What to produce: Scan the entries below for the word "label". Copy each line that has it.

Source material:
○ ○ ○ ○ ○ ○ ○

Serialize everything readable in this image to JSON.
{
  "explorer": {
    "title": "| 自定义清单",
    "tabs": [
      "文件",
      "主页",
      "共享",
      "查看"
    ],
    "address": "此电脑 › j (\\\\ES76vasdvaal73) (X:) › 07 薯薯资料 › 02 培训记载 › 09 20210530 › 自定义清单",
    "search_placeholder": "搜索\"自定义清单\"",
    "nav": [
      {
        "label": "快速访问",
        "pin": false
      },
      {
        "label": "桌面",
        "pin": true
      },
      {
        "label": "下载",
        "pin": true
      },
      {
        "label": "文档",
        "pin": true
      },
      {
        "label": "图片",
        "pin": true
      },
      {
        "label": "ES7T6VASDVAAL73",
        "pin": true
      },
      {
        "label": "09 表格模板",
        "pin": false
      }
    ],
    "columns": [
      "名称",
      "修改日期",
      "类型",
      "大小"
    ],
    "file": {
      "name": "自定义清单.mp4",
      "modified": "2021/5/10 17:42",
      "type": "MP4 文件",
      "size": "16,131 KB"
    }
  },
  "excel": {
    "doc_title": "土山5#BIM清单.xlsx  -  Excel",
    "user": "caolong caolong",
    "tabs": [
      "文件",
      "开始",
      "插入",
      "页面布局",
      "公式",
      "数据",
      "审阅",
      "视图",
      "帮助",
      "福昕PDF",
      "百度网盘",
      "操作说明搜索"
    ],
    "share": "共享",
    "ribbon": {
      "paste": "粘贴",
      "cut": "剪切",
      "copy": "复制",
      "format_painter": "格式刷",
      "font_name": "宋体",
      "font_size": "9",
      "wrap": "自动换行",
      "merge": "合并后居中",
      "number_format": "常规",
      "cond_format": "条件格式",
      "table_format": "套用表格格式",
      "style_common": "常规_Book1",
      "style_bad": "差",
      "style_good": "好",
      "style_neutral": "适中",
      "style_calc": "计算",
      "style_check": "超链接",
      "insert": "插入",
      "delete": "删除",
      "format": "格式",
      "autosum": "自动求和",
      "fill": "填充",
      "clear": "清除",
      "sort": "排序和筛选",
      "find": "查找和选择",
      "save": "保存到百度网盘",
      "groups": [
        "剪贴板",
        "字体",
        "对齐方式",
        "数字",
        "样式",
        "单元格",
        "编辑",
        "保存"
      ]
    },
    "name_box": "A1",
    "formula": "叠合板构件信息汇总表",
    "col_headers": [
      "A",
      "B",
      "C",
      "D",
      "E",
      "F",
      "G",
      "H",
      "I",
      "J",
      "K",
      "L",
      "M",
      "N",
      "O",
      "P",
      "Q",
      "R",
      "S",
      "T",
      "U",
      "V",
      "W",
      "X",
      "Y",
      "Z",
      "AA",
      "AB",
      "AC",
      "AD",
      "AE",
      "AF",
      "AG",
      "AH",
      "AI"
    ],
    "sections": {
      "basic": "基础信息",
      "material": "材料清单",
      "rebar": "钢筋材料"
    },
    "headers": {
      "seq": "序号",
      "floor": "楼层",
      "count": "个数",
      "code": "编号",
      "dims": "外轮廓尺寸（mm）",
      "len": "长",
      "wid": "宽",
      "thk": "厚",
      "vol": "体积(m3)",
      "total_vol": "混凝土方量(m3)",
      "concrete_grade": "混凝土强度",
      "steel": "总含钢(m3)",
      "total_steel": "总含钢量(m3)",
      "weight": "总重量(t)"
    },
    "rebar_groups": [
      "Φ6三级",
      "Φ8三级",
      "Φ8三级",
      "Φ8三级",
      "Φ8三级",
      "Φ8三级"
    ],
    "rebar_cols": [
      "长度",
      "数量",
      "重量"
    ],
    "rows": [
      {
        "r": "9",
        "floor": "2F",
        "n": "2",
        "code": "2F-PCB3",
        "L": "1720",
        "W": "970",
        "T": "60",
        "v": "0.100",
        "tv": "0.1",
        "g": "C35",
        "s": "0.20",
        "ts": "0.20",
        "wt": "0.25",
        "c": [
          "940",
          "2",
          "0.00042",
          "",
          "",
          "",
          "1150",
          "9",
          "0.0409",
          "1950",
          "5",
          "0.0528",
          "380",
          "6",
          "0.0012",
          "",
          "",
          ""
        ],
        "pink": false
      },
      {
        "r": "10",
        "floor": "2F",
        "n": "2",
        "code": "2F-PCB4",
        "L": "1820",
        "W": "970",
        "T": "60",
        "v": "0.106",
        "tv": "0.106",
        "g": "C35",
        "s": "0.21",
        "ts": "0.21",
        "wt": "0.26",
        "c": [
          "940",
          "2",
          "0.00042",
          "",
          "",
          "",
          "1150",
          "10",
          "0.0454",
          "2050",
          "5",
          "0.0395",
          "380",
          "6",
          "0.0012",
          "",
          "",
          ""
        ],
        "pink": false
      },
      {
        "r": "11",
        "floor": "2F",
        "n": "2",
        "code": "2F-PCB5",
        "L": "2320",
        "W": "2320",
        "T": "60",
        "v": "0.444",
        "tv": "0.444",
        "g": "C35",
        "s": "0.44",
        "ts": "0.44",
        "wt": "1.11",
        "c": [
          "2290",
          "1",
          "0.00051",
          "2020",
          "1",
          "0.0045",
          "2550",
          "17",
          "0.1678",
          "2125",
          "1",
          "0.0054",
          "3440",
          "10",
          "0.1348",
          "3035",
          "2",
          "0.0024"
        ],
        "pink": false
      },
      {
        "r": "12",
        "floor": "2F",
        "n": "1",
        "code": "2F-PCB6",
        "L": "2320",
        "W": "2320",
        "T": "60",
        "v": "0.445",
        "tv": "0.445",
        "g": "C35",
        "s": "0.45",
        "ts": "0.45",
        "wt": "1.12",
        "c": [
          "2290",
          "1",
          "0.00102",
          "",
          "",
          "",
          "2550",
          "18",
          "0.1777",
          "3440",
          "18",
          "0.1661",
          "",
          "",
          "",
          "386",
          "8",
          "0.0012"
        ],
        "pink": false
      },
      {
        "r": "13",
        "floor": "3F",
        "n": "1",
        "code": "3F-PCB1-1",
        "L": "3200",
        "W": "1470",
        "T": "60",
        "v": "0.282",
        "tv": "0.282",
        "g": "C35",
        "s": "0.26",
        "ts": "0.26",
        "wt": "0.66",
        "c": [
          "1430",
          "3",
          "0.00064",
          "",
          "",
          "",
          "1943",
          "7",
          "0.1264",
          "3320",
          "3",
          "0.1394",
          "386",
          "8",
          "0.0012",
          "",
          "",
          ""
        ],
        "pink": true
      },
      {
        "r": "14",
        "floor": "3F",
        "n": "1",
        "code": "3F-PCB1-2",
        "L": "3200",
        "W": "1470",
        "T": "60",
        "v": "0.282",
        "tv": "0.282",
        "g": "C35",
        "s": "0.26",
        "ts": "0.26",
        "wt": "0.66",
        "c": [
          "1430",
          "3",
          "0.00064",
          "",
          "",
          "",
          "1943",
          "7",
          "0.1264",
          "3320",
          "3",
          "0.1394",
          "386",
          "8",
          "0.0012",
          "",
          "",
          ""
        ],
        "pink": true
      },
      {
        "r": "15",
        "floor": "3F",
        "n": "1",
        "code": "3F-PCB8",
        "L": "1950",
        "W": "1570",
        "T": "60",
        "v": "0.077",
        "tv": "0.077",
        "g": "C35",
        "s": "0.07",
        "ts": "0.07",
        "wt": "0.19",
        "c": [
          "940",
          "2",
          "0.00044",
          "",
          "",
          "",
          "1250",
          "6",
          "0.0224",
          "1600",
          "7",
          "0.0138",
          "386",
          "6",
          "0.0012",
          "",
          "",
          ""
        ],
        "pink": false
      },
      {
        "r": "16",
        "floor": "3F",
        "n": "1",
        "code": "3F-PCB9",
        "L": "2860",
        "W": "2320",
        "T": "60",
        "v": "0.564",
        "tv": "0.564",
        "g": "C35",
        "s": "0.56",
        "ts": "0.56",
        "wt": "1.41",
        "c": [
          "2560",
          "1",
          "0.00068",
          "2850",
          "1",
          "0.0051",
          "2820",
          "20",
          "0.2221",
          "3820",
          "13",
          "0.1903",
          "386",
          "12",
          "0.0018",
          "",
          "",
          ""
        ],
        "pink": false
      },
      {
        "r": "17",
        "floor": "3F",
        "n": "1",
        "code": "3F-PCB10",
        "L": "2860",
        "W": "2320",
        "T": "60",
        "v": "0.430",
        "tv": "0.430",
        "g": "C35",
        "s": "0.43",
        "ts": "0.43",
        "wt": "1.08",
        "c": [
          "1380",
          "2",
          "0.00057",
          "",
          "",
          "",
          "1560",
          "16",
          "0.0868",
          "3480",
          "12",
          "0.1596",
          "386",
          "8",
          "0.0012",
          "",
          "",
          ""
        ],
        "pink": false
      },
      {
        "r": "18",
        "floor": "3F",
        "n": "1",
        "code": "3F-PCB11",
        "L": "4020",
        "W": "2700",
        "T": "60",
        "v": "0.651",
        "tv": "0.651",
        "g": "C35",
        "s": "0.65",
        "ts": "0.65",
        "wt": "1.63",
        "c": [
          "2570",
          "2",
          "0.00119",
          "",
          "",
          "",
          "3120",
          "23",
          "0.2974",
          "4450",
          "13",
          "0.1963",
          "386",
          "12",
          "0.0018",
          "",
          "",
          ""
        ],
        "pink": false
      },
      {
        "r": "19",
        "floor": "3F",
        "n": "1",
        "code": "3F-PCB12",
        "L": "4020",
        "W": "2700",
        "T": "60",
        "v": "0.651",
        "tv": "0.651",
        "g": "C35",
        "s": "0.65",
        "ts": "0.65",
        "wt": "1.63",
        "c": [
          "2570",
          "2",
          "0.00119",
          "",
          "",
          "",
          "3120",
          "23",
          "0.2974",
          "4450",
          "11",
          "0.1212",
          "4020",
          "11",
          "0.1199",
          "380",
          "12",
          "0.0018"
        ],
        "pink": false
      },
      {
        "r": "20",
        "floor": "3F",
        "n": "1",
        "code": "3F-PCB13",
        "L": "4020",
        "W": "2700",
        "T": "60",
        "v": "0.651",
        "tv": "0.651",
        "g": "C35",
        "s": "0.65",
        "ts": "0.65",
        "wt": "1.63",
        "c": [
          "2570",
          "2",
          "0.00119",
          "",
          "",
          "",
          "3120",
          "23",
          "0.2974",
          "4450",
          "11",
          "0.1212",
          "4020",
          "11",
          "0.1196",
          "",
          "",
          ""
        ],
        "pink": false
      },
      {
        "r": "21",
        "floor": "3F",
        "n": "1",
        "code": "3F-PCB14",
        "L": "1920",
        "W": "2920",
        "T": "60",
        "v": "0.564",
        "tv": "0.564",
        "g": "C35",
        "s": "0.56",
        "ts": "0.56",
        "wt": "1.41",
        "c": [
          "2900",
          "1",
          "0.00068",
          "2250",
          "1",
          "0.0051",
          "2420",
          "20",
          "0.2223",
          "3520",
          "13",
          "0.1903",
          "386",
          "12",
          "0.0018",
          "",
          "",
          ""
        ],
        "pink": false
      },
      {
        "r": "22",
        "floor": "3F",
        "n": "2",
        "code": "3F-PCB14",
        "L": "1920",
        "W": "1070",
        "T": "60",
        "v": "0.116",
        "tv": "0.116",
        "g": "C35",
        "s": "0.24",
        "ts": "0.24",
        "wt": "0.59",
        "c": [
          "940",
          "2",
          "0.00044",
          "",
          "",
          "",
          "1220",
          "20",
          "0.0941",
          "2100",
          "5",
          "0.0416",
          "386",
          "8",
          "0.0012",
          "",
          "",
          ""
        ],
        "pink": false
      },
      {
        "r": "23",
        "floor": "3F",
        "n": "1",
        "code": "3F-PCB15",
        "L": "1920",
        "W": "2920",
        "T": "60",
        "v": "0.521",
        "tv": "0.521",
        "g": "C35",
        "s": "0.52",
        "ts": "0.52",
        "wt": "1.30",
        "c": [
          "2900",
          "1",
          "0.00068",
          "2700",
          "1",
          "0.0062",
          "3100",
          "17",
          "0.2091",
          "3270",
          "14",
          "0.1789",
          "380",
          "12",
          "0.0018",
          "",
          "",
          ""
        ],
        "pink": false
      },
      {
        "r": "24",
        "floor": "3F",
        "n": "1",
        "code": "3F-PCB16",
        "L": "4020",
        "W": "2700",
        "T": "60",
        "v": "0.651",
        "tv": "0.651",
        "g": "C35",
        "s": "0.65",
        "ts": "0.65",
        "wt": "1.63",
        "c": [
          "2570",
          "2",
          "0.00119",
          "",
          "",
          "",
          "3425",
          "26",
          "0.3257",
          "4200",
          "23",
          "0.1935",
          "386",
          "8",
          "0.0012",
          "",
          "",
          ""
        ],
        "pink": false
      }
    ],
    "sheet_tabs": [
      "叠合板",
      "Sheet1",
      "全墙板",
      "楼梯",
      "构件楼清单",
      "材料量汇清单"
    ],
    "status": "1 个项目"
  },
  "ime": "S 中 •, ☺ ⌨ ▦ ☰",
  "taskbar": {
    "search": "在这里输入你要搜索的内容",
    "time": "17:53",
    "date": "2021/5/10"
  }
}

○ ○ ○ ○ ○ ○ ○

Worked solution:
        "label": "快速访问",
        "label": "桌面",
        "label": "下载",
        "label": "文档",
        "label": "图片",
        "label": "ES7T6VASDVAAL73",
        "label": "09 表格模板",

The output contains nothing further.